Recorded data:
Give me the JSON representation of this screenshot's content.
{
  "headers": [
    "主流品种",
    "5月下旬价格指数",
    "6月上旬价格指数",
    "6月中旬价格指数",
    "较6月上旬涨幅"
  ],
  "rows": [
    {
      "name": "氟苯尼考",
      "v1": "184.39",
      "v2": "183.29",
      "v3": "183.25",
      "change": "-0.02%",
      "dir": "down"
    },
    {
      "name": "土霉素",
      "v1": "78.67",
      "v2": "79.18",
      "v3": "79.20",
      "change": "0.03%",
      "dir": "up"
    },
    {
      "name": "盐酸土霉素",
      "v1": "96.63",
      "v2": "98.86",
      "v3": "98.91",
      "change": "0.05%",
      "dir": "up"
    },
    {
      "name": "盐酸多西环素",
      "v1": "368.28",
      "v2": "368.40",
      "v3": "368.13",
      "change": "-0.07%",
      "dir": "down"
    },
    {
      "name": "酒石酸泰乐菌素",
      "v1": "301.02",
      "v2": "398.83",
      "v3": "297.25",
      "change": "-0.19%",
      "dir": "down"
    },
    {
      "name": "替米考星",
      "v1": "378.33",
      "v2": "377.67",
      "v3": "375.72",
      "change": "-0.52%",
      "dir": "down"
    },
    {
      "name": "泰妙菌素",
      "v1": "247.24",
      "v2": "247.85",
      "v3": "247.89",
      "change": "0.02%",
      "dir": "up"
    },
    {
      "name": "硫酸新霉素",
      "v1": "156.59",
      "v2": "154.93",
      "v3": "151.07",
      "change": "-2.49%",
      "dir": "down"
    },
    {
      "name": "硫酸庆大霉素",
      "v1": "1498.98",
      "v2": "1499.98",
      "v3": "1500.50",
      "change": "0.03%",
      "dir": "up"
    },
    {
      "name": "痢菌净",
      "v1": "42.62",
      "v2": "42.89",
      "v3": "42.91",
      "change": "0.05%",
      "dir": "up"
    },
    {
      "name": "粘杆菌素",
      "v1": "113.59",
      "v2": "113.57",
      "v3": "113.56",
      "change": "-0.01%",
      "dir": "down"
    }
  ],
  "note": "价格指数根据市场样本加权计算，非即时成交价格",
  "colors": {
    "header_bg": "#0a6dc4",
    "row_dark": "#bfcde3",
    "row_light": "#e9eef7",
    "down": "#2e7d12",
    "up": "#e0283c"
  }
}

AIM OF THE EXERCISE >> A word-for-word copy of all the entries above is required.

RESULT OF THE TASK >>
Give me the JSON representation of this screenshot's content.
{
  "headers": [
    "主流品种",
    "5月下旬价格指数",
    "6月上旬价格指数",
    "6月中旬价格指数",
    "较6月上旬涨幅"
  ],
  "rows": [
    {
      "name": "氟苯尼考",
      "v1": "184.39",
      "v2": "183.29",
      "v3": "183.25",
      "change": "-0.02%",
      "dir": "down"
    },
    {
      "name": "土霉素",
      "v1": "78.67",
      "v2": "79.18",
      "v3": "79.20",
      "change": "0.03%",
      "dir": "up"
    },
    {
      "name": "盐酸土霉素",
      "v1": "96.63",
      "v2": "98.86",
      "v3": "98.91",
      "change": "0.05%",
      "dir": "up"
    },
    {
      "name": "盐酸多西环素",
      "v1": "368.28",
      "v2": "368.40",
      "v3": "368.13",
      "change": "-0.07%",
      "dir": "down"
    },
    {
      "name": "酒石酸泰乐菌素",
      "v1": "301.02",
      "v2": "398.83",
      "v3": "297.25",
      "change": "-0.19%",
      "dir": "down"
    },
    {
      "name": "替米考星",
      "v1": "378.33",
      "v2": "377.67",
      "v3": "375.72",
      "change": "-0.52%",
      "dir": "down"
    },
    {
      "name": "泰妙菌素",
      "v1": "247.24",
      "v2": "247.85",
      "v3": "247.89",
      "change": "0.02%",
      "dir": "up"
    },
    {
      "name": "硫酸新霉素",
      "v1": "156.59",
      "v2": "154.93",
      "v3": "151.07",
      "change": "-2.49%",
      "dir": "down"
    },
    {
      "name": "硫酸庆大霉素",
      "v1": "1498.98",
      "v2": "1499.98",
      "v3": "1500.50",
      "change": "0.03%",
      "dir": "up"
    },
    {
      "name": "痢菌净",
      "v1": "42.62",
      "v2": "42.89",
      "v3": "42.91",
      "change": "0.05%",
      "dir": "up"
    },
    {
      "name": "粘杆菌素",
      "v1": "113.59",
      "v2": "113.57",
      "v3": "113.56",
      "change": "-0.01%",
      "dir": "down"
    }
  ],
  "note": "价格指数根据市场样本加权计算，非即时成交价格",
  "colors": {
    "header_bg": "#0a6dc4",
    "row_dark": "#bfcde3",
    "row_light": "#e9eef7",
    "down": "#2e7d12",
    "up": "#e0283c"
  }
}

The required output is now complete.